_What is required:_
Within the records, determine how many lines contain the word "logo". Your reply must consist of that number only.

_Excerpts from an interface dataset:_

※ ※ ※

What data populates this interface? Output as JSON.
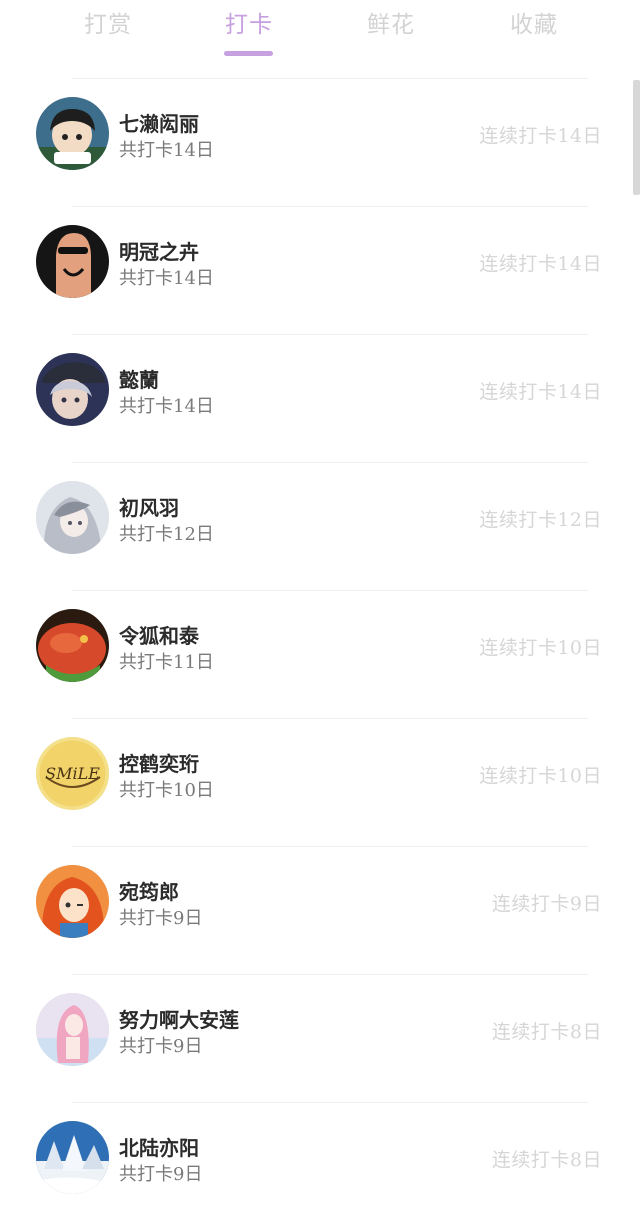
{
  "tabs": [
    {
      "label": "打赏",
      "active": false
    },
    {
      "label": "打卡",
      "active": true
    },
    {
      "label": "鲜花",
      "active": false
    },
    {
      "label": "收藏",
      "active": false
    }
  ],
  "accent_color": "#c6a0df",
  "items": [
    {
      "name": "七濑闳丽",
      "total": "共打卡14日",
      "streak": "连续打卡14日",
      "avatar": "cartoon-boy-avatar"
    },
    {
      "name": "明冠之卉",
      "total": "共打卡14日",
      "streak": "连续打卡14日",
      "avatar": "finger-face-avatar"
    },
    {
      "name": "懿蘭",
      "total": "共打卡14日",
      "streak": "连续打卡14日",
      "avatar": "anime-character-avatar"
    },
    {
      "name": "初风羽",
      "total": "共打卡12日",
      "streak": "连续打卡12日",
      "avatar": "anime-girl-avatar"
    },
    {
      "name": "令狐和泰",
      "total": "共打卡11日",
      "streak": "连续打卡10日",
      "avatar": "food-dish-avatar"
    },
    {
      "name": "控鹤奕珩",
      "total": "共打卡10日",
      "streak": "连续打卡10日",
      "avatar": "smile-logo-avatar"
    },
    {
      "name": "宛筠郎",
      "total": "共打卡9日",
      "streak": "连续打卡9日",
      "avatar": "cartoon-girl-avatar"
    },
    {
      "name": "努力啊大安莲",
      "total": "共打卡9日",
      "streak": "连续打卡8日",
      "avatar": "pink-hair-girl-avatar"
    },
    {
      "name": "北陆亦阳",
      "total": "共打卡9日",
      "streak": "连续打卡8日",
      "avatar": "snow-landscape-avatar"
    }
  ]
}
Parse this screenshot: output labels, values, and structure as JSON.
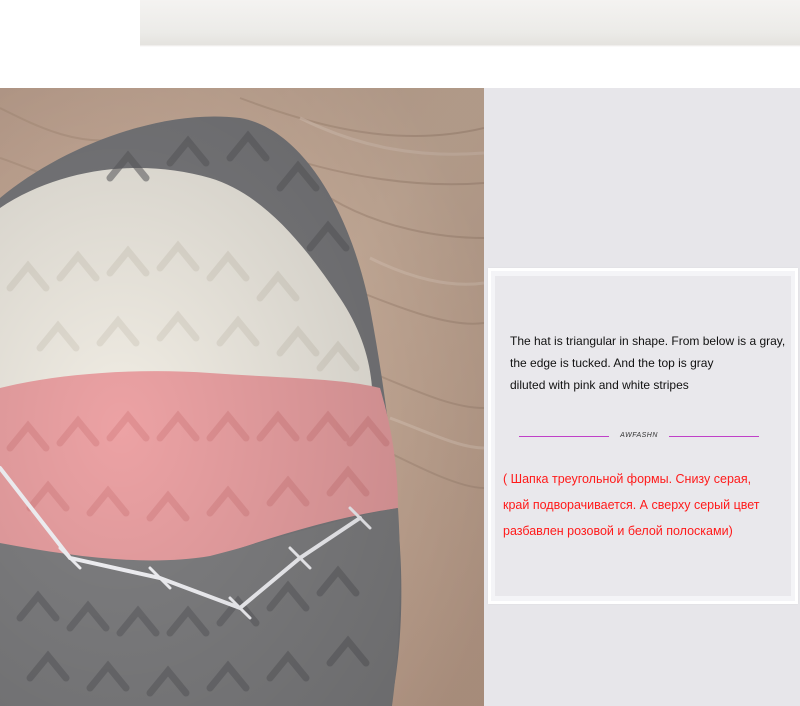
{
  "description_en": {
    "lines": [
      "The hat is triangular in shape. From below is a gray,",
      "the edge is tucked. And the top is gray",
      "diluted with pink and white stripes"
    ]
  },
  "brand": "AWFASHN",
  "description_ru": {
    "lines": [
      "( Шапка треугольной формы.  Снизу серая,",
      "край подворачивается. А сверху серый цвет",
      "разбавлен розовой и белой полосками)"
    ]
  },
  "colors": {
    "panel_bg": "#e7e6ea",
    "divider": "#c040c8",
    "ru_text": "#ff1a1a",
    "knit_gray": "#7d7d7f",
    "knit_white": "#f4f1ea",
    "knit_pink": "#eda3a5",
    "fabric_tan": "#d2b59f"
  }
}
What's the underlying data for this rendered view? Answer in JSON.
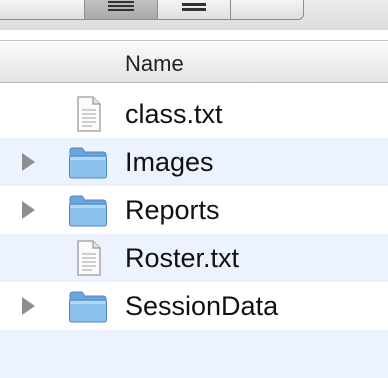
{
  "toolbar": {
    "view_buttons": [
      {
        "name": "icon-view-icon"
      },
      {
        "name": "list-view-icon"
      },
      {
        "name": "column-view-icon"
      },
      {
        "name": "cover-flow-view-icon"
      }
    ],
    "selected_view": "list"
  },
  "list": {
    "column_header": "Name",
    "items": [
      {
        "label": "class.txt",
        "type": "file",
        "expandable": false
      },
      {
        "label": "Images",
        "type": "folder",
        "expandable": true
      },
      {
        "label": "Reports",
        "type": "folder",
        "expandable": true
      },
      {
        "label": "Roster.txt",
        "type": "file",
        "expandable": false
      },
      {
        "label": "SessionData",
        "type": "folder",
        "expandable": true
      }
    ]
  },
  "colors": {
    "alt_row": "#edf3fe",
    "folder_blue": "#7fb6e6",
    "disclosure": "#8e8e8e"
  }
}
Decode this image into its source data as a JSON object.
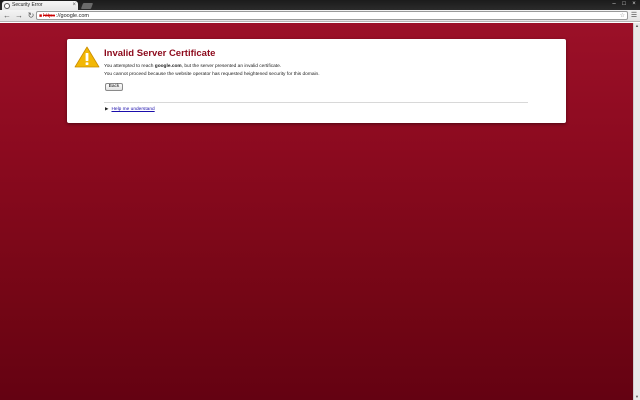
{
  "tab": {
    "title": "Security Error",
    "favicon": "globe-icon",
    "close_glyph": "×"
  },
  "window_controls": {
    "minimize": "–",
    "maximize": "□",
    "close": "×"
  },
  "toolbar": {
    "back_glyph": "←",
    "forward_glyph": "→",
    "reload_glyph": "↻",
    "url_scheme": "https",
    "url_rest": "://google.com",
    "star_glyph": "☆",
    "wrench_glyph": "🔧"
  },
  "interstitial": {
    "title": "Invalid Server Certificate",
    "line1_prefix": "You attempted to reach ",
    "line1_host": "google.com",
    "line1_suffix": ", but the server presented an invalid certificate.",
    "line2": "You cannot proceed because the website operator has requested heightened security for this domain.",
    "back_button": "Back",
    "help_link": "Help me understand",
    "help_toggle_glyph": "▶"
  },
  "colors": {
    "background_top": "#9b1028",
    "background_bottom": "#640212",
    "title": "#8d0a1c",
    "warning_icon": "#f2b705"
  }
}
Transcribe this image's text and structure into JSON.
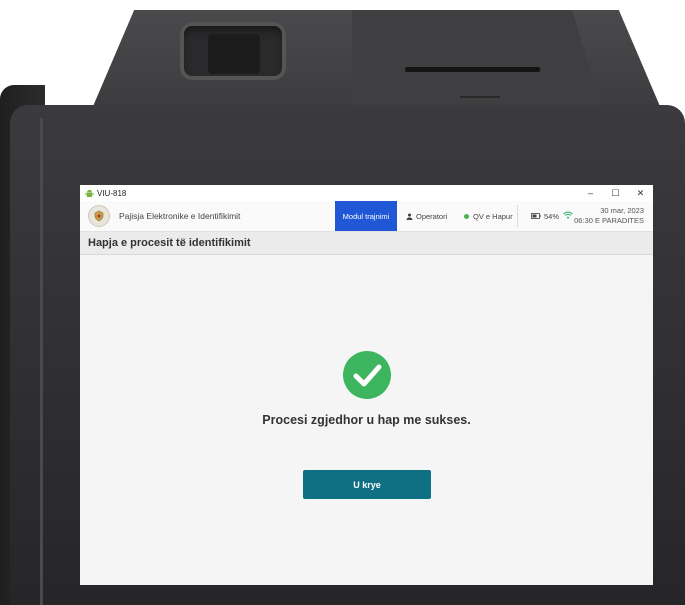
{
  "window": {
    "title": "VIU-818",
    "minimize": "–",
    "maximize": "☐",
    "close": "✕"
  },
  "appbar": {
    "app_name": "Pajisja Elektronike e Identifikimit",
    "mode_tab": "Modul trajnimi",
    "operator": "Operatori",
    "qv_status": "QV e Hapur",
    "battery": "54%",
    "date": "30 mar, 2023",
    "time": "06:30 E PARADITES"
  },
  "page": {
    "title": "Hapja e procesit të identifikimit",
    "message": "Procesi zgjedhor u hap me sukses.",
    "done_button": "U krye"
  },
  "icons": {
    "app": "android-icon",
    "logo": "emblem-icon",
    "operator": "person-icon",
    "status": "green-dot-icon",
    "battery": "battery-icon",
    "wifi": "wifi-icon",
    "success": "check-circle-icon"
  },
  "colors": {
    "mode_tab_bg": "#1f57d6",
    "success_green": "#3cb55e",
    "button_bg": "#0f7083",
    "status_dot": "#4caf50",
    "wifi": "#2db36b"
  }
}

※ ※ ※

_Response to the task:_
2